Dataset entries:
┏━━

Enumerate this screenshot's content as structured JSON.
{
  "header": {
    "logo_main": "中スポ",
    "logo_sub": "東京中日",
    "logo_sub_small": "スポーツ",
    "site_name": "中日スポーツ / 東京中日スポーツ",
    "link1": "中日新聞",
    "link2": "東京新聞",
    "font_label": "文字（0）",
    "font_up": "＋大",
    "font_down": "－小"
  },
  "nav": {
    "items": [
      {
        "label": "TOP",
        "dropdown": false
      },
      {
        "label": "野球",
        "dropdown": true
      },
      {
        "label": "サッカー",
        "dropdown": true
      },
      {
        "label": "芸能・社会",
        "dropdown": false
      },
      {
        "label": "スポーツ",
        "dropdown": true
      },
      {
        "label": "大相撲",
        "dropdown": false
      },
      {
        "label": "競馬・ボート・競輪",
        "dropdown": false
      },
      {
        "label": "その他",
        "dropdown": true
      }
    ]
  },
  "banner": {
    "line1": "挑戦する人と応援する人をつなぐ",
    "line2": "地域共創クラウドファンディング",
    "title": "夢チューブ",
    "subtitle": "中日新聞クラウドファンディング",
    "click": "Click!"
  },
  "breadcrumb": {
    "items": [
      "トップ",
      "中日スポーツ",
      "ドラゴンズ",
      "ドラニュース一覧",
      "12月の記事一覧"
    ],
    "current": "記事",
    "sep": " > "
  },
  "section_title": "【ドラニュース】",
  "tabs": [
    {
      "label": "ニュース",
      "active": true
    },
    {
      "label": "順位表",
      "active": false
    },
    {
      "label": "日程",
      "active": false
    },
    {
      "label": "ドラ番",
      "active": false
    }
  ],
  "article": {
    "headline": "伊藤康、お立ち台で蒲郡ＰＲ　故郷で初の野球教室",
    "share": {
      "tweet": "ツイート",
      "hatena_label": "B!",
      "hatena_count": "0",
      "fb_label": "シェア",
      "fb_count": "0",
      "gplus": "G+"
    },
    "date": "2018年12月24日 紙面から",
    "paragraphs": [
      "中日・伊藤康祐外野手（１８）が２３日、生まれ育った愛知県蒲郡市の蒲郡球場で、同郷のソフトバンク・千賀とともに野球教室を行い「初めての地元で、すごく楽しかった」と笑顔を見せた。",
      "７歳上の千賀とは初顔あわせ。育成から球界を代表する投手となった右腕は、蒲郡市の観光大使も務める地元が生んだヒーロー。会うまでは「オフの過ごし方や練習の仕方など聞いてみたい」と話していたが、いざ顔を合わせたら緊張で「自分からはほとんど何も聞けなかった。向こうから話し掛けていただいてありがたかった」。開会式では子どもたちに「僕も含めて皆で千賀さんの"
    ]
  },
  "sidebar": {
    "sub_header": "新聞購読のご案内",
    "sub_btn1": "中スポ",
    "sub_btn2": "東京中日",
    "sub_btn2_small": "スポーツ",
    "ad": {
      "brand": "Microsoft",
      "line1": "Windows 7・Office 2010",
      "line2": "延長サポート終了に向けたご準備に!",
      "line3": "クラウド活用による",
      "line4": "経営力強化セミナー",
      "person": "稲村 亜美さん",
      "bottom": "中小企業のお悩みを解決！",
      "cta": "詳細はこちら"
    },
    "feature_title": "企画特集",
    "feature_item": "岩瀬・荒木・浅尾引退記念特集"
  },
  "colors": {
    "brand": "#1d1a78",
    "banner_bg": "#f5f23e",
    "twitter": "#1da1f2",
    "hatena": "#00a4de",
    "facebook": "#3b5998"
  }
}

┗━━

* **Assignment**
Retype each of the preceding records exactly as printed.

* **Written answer**
Enumerate this screenshot's content as structured JSON.
{
  "header": {
    "logo_main": "中スポ",
    "logo_sub": "東京中日",
    "logo_sub_small": "スポーツ",
    "site_name": "中日スポーツ / 東京中日スポーツ",
    "link1": "中日新聞",
    "link2": "東京新聞",
    "font_label": "文字（0）",
    "font_up": "＋大",
    "font_down": "－小"
  },
  "nav": {
    "items": [
      {
        "label": "TOP",
        "dropdown": false
      },
      {
        "label": "野球",
        "dropdown": true
      },
      {
        "label": "サッカー",
        "dropdown": true
      },
      {
        "label": "芸能・社会",
        "dropdown": false
      },
      {
        "label": "スポーツ",
        "dropdown": true
      },
      {
        "label": "大相撲",
        "dropdown": false
      },
      {
        "label": "競馬・ボート・競輪",
        "dropdown": false
      },
      {
        "label": "その他",
        "dropdown": true
      }
    ]
  },
  "banner": {
    "line1": "挑戦する人と応援する人をつなぐ",
    "line2": "地域共創クラウドファンディング",
    "title": "夢チューブ",
    "subtitle": "中日新聞クラウドファンディング",
    "click": "Click!"
  },
  "breadcrumb": {
    "items": [
      "トップ",
      "中日スポーツ",
      "ドラゴンズ",
      "ドラニュース一覧",
      "12月の記事一覧"
    ],
    "current": "記事",
    "sep": " > "
  },
  "section_title": "【ドラニュース】",
  "tabs": [
    {
      "label": "ニュース",
      "active": true
    },
    {
      "label": "順位表",
      "active": false
    },
    {
      "label": "日程",
      "active": false
    },
    {
      "label": "ドラ番",
      "active": false
    }
  ],
  "article": {
    "headline": "伊藤康、お立ち台で蒲郡ＰＲ　故郷で初の野球教室",
    "share": {
      "tweet": "ツイート",
      "hatena_label": "B!",
      "hatena_count": "0",
      "fb_label": "シェア",
      "fb_count": "0",
      "gplus": "G+"
    },
    "date": "2018年12月24日 紙面から",
    "paragraphs": [
      "中日・伊藤康祐外野手（１８）が２３日、生まれ育った愛知県蒲郡市の蒲郡球場で、同郷のソフトバンク・千賀とともに野球教室を行い「初めての地元で、すごく楽しかった」と笑顔を見せた。",
      "７歳上の千賀とは初顔あわせ。育成から球界を代表する投手となった右腕は、蒲郡市の観光大使も務める地元が生んだヒーロー。会うまでは「オフの過ごし方や練習の仕方など聞いてみたい」と話していたが、いざ顔を合わせたら緊張で「自分からはほとんど何も聞けなかった。向こうから話し掛けていただいてありがたかった」。開会式では子どもたちに「僕も含めて皆で千賀さんの"
    ]
  },
  "sidebar": {
    "sub_header": "新聞購読のご案内",
    "sub_btn1": "中スポ",
    "sub_btn2": "東京中日",
    "sub_btn2_small": "スポーツ",
    "ad": {
      "brand": "Microsoft",
      "line1": "Windows 7・Office 2010",
      "line2": "延長サポート終了に向けたご準備に!",
      "line3": "クラウド活用による",
      "line4": "経営力強化セミナー",
      "person": "稲村 亜美さん",
      "bottom": "中小企業のお悩みを解決！",
      "cta": "詳細はこちら"
    },
    "feature_title": "企画特集",
    "feature_item": "岩瀬・荒木・浅尾引退記念特集"
  },
  "colors": {
    "brand": "#1d1a78",
    "banner_bg": "#f5f23e",
    "twitter": "#1da1f2",
    "hatena": "#00a4de",
    "facebook": "#3b5998"
  }
}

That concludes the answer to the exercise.